If The Hours and Times didn’t necessarily teach me about the Beatles, or even really about the life of John Lennon, it did provide me with new frameworks for thinking about how film can engage with celebrities’ sexual and romantic lives. Other films I’ve seen that approach this topic—ranging from the highly speculative glam-rock fantasia Velvet Goldmine to the fairly by-the-book Elton John biopic Rocketman—foreground ilicitude, extravagance, and operatic conflict in their subjects’ sex lives, and present the specter of fame as inextricable from how they experience and express sexuality. The Hours and Times zigs where other rock-star biopics zag, choosing to explore the experience of a man who orbits fame instead of standing in its spotlight, and whose sexual encounters with his iconic object of desire veer on anticlimactic. Even a potential fulfillment of Brian’s desire is left ambiguous and unstressed: late in the film, Brian rises from a bed that he’s apparently shared with John, who remains asleep, leaving the viewer unsure as to whether the two have had sex. Even if they had, it marks a return to the first scene on the plane; with Brian awake and John asleep, the two are fundamentally separate from one another, no matter how close they may get.

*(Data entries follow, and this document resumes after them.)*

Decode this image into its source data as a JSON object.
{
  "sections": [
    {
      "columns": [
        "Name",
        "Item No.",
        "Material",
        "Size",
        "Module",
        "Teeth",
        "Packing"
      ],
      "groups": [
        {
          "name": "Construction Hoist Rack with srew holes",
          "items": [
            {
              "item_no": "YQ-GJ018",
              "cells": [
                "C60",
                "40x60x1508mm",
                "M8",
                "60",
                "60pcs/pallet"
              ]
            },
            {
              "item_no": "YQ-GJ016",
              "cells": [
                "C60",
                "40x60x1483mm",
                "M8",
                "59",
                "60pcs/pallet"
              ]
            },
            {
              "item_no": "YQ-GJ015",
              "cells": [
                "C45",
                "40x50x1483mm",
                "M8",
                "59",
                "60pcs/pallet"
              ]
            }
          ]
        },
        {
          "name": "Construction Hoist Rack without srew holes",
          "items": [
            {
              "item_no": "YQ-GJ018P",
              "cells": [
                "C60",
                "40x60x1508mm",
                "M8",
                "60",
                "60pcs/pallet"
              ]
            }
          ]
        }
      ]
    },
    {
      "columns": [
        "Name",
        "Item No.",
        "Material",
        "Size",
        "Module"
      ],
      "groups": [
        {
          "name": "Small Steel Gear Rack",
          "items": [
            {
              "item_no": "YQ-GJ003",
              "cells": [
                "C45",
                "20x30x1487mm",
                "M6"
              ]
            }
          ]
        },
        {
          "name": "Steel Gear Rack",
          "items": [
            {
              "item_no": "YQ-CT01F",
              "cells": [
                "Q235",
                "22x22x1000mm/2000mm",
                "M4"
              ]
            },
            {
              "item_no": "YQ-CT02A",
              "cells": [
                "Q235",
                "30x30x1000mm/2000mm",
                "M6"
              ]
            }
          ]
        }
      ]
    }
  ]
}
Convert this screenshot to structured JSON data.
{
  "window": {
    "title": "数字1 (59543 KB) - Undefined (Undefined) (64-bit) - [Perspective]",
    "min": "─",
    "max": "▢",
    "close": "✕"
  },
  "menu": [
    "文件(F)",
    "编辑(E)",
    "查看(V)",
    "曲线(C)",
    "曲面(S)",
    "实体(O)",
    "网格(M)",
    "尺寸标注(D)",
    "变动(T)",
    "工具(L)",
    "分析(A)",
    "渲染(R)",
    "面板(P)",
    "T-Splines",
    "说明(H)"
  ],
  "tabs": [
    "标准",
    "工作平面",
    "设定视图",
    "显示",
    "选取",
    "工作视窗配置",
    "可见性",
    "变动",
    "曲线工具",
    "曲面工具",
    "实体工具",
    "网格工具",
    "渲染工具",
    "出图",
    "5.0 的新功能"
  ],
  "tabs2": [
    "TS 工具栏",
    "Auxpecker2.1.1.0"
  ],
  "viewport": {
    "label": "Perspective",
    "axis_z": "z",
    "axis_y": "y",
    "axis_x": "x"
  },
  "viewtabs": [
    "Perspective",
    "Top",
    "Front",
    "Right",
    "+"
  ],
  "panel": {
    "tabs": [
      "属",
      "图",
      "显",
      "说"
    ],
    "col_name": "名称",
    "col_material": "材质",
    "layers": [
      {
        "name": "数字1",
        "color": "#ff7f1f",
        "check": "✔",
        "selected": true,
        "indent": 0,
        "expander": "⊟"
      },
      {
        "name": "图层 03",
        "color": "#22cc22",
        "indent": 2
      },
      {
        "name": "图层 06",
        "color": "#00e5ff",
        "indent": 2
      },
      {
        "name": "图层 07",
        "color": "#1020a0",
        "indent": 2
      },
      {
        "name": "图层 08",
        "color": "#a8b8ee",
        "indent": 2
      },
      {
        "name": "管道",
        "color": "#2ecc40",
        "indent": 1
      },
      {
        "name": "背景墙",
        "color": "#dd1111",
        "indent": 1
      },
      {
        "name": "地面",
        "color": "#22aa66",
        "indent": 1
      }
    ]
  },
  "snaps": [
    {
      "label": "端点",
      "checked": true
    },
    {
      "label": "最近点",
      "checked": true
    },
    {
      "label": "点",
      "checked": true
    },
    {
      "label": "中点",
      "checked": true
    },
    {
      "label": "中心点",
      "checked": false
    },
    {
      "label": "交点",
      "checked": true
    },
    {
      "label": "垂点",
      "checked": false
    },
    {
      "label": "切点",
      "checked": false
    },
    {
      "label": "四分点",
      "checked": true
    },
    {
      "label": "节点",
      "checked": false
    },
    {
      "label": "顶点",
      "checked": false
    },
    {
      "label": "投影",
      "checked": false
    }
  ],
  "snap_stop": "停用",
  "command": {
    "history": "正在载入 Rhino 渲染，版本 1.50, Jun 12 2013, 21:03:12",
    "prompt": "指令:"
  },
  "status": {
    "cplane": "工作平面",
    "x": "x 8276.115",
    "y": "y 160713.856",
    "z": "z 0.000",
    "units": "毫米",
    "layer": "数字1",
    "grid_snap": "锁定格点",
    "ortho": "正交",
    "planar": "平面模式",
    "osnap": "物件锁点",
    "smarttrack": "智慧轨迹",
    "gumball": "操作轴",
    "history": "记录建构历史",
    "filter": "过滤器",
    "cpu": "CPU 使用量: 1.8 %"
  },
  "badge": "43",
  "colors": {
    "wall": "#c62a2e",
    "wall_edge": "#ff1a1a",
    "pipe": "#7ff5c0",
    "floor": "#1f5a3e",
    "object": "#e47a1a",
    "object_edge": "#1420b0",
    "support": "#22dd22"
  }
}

Watching this subtle film had an appropriately subtle effect on me: I was intrigued on my first watch and moved on my second, as the delicate contours of the central relationship revealed new colors, and as Brian’s unfulfilled desire and melancholy burrowed their way into me. The film’s speculation on the life of a rock star, instead of serving as an end in and of itself, is a jumping-off point to explore the inner life of a gay man, who, while living closer to the center of mass culture than most of us ever approach, is unsteady in his personal relationships and persecuted in the eyes of the law. The inspiration for the film’s title, Shakespeare’s 57th sonnet, suggests the emotional core of the film:
Being your slave, what should I do but tend
Upon the hours and times of your desire?
I have no precious time at all to spend,
Nor services to do, till you require.
Using the highly specific milieu of burgeoning rock stardom, in the even more specific realm of an actual vacation taken by Brian Epstein and John Lennon, Munch leads the viewer to reflect on what we want from others, what we’ll do to obtain it, and what stops us from seeing these desires realized. Munch’s speculation becomes, rather than a window with which to view a particular interpretation of cultural events and individuals, a cracked-open door with which we can examine our own desires and the unspoken desires of others.